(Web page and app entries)
····················
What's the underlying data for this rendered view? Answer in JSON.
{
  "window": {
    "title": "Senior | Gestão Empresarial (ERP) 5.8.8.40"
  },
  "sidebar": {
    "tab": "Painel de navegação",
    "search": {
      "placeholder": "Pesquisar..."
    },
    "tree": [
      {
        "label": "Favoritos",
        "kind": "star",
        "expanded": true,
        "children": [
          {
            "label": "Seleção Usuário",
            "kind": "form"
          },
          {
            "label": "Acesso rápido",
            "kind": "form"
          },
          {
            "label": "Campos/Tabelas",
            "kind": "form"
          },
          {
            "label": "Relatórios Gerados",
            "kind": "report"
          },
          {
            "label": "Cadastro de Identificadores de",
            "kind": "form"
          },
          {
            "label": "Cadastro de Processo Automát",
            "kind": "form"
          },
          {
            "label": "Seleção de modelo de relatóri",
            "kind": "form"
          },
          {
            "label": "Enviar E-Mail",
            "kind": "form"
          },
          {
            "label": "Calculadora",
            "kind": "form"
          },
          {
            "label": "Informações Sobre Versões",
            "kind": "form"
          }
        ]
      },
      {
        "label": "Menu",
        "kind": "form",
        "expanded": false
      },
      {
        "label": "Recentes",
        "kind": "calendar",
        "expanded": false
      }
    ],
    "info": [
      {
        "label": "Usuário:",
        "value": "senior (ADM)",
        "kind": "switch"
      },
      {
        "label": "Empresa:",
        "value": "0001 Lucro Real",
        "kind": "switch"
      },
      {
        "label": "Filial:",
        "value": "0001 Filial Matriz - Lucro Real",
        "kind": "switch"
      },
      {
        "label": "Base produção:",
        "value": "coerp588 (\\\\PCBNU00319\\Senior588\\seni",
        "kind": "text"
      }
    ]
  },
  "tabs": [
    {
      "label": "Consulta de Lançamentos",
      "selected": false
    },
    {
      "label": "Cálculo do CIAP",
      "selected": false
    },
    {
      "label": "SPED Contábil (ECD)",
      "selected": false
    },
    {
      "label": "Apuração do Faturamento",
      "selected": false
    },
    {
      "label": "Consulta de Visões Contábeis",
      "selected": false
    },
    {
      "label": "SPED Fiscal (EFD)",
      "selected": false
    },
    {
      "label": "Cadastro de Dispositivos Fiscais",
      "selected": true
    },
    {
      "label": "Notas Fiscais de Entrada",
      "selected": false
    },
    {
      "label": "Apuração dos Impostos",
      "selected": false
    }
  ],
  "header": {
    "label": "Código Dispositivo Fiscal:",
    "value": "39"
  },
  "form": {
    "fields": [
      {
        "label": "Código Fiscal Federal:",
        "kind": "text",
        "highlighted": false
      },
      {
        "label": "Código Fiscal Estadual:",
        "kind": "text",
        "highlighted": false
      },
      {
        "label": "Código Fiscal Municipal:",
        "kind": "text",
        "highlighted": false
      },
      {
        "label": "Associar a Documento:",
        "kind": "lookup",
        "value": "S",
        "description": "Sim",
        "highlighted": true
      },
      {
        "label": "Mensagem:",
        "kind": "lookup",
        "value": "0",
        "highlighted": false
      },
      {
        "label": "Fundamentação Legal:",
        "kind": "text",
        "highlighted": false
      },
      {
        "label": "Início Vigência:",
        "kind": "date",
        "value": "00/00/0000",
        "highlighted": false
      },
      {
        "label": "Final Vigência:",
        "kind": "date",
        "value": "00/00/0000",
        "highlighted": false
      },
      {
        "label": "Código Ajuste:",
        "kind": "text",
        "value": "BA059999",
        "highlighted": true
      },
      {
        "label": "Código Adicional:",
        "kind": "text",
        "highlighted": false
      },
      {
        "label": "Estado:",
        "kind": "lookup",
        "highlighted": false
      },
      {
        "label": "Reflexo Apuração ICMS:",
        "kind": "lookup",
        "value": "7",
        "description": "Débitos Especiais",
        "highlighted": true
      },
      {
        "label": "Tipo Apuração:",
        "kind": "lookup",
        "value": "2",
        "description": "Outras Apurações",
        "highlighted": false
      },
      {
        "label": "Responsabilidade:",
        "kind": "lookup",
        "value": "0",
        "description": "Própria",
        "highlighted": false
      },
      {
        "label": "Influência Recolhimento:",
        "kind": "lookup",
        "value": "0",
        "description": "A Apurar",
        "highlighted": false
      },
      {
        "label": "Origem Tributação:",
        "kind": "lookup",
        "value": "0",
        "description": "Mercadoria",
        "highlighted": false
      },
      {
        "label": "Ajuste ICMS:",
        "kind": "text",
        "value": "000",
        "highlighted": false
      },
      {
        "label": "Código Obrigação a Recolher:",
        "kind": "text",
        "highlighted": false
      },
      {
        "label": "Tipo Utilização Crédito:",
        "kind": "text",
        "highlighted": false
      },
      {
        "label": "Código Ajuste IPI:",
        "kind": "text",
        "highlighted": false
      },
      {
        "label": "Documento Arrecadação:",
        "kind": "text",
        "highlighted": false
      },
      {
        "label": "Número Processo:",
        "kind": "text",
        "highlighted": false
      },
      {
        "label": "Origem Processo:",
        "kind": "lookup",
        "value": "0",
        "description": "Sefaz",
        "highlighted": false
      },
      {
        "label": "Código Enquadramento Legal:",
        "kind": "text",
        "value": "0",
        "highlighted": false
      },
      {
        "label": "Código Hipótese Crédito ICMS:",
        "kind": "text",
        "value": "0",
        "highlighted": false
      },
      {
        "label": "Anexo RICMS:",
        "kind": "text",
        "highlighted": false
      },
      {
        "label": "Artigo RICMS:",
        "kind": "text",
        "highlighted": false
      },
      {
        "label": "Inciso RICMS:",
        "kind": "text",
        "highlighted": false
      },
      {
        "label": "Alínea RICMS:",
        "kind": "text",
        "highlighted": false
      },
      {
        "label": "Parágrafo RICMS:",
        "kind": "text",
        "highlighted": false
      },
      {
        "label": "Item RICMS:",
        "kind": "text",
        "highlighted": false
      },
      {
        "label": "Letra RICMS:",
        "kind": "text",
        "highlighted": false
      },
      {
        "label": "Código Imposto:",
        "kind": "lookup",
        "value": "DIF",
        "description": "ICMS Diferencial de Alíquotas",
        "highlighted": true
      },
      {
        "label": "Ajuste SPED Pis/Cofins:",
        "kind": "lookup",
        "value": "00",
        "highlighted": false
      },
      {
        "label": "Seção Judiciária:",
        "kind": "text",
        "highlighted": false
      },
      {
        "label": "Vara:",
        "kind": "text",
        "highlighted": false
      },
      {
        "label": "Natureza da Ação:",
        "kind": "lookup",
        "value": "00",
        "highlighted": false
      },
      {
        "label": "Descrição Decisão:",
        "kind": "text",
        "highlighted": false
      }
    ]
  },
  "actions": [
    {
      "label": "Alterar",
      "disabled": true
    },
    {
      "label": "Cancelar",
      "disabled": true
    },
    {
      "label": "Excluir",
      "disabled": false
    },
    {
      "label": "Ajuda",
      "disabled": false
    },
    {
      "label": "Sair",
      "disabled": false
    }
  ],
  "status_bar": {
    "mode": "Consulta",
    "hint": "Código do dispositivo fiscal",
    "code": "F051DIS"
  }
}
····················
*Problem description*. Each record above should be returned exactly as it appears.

*Written response*.
What's the underlying data for this rendered view? Answer in JSON.
{
  "window": {
    "title": "Senior | Gestão Empresarial (ERP) 5.8.8.40"
  },
  "sidebar": {
    "tab": "Painel de navegação",
    "search": {
      "placeholder": "Pesquisar..."
    },
    "tree": [
      {
        "label": "Favoritos",
        "kind": "star",
        "expanded": true,
        "children": [
          {
            "label": "Seleção Usuário",
            "kind": "form"
          },
          {
            "label": "Acesso rápido",
            "kind": "form"
          },
          {
            "label": "Campos/Tabelas",
            "kind": "form"
          },
          {
            "label": "Relatórios Gerados",
            "kind": "report"
          },
          {
            "label": "Cadastro de Identificadores de",
            "kind": "form"
          },
          {
            "label": "Cadastro de Processo Automát",
            "kind": "form"
          },
          {
            "label": "Seleção de modelo de relatóri",
            "kind": "form"
          },
          {
            "label": "Enviar E-Mail",
            "kind": "form"
          },
          {
            "label": "Calculadora",
            "kind": "form"
          },
          {
            "label": "Informações Sobre Versões",
            "kind": "form"
          }
        ]
      },
      {
        "label": "Menu",
        "kind": "form",
        "expanded": false
      },
      {
        "label": "Recentes",
        "kind": "calendar",
        "expanded": false
      }
    ],
    "info": [
      {
        "label": "Usuário:",
        "value": "senior (ADM)",
        "kind": "switch"
      },
      {
        "label": "Empresa:",
        "value": "0001 Lucro Real",
        "kind": "switch"
      },
      {
        "label": "Filial:",
        "value": "0001 Filial Matriz - Lucro Real",
        "kind": "switch"
      },
      {
        "label": "Base produção:",
        "value": "coerp588 (\\\\PCBNU00319\\Senior588\\seni",
        "kind": "text"
      }
    ]
  },
  "tabs": [
    {
      "label": "Consulta de Lançamentos",
      "selected": false
    },
    {
      "label": "Cálculo do CIAP",
      "selected": false
    },
    {
      "label": "SPED Contábil (ECD)",
      "selected": false
    },
    {
      "label": "Apuração do Faturamento",
      "selected": false
    },
    {
      "label": "Consulta de Visões Contábeis",
      "selected": false
    },
    {
      "label": "SPED Fiscal (EFD)",
      "selected": false
    },
    {
      "label": "Cadastro de Dispositivos Fiscais",
      "selected": true
    },
    {
      "label": "Notas Fiscais de Entrada",
      "selected": false
    },
    {
      "label": "Apuração dos Impostos",
      "selected": false
    }
  ],
  "header": {
    "label": "Código Dispositivo Fiscal:",
    "value": "39"
  },
  "form": {
    "fields": [
      {
        "label": "Código Fiscal Federal:",
        "kind": "text",
        "highlighted": false
      },
      {
        "label": "Código Fiscal Estadual:",
        "kind": "text",
        "highlighted": false
      },
      {
        "label": "Código Fiscal Municipal:",
        "kind": "text",
        "highlighted": false
      },
      {
        "label": "Associar a Documento:",
        "kind": "lookup",
        "value": "S",
        "description": "Sim",
        "highlighted": true
      },
      {
        "label": "Mensagem:",
        "kind": "lookup",
        "value": "0",
        "highlighted": false
      },
      {
        "label": "Fundamentação Legal:",
        "kind": "text",
        "highlighted": false
      },
      {
        "label": "Início Vigência:",
        "kind": "date",
        "value": "00/00/0000",
        "highlighted": false
      },
      {
        "label": "Final Vigência:",
        "kind": "date",
        "value": "00/00/0000",
        "highlighted": false
      },
      {
        "label": "Código Ajuste:",
        "kind": "text",
        "value": "BA059999",
        "highlighted": true
      },
      {
        "label": "Código Adicional:",
        "kind": "text",
        "highlighted": false
      },
      {
        "label": "Estado:",
        "kind": "lookup",
        "highlighted": false
      },
      {
        "label": "Reflexo Apuração ICMS:",
        "kind": "lookup",
        "value": "7",
        "description": "Débitos Especiais",
        "highlighted": true
      },
      {
        "label": "Tipo Apuração:",
        "kind": "lookup",
        "value": "2",
        "description": "Outras Apurações",
        "highlighted": false
      },
      {
        "label": "Responsabilidade:",
        "kind": "lookup",
        "value": "0",
        "description": "Própria",
        "highlighted": false
      },
      {
        "label": "Influência Recolhimento:",
        "kind": "lookup",
        "value": "0",
        "description": "A Apurar",
        "highlighted": false
      },
      {
        "label": "Origem Tributação:",
        "kind": "lookup",
        "value": "0",
        "description": "Mercadoria",
        "highlighted": false
      },
      {
        "label": "Ajuste ICMS:",
        "kind": "text",
        "value": "000",
        "highlighted": false
      },
      {
        "label": "Código Obrigação a Recolher:",
        "kind": "text",
        "highlighted": false
      },
      {
        "label": "Tipo Utilização Crédito:",
        "kind": "text",
        "highlighted": false
      },
      {
        "label": "Código Ajuste IPI:",
        "kind": "text",
        "highlighted": false
      },
      {
        "label": "Documento Arrecadação:",
        "kind": "text",
        "highlighted": false
      },
      {
        "label": "Número Processo:",
        "kind": "text",
        "highlighted": false
      },
      {
        "label": "Origem Processo:",
        "kind": "lookup",
        "value": "0",
        "description": "Sefaz",
        "highlighted": false
      },
      {
        "label": "Código Enquadramento Legal:",
        "kind": "text",
        "value": "0",
        "highlighted": false
      },
      {
        "label": "Código Hipótese Crédito ICMS:",
        "kind": "text",
        "value": "0",
        "highlighted": false
      },
      {
        "label": "Anexo RICMS:",
        "kind": "text",
        "highlighted": false
      },
      {
        "label": "Artigo RICMS:",
        "kind": "text",
        "highlighted": false
      },
      {
        "label": "Inciso RICMS:",
        "kind": "text",
        "highlighted": false
      },
      {
        "label": "Alínea RICMS:",
        "kind": "text",
        "highlighted": false
      },
      {
        "label": "Parágrafo RICMS:",
        "kind": "text",
        "highlighted": false
      },
      {
        "label": "Item RICMS:",
        "kind": "text",
        "highlighted": false
      },
      {
        "label": "Letra RICMS:",
        "kind": "text",
        "highlighted": false
      },
      {
        "label": "Código Imposto:",
        "kind": "lookup",
        "value": "DIF",
        "description": "ICMS Diferencial de Alíquotas",
        "highlighted": true
      },
      {
        "label": "Ajuste SPED Pis/Cofins:",
        "kind": "lookup",
        "value": "00",
        "highlighted": false
      },
      {
        "label": "Seção Judiciária:",
        "kind": "text",
        "highlighted": false
      },
      {
        "label": "Vara:",
        "kind": "text",
        "highlighted": false
      },
      {
        "label": "Natureza da Ação:",
        "kind": "lookup",
        "value": "00",
        "highlighted": false
      },
      {
        "label": "Descrição Decisão:",
        "kind": "text",
        "highlighted": false
      }
    ]
  },
  "actions": [
    {
      "label": "Alterar",
      "disabled": true
    },
    {
      "label": "Cancelar",
      "disabled": true
    },
    {
      "label": "Excluir",
      "disabled": false
    },
    {
      "label": "Ajuda",
      "disabled": false
    },
    {
      "label": "Sair",
      "disabled": false
    }
  ],
  "status_bar": {
    "mode": "Consulta",
    "hint": "Código do dispositivo fiscal",
    "code": "F051DIS"
  }
}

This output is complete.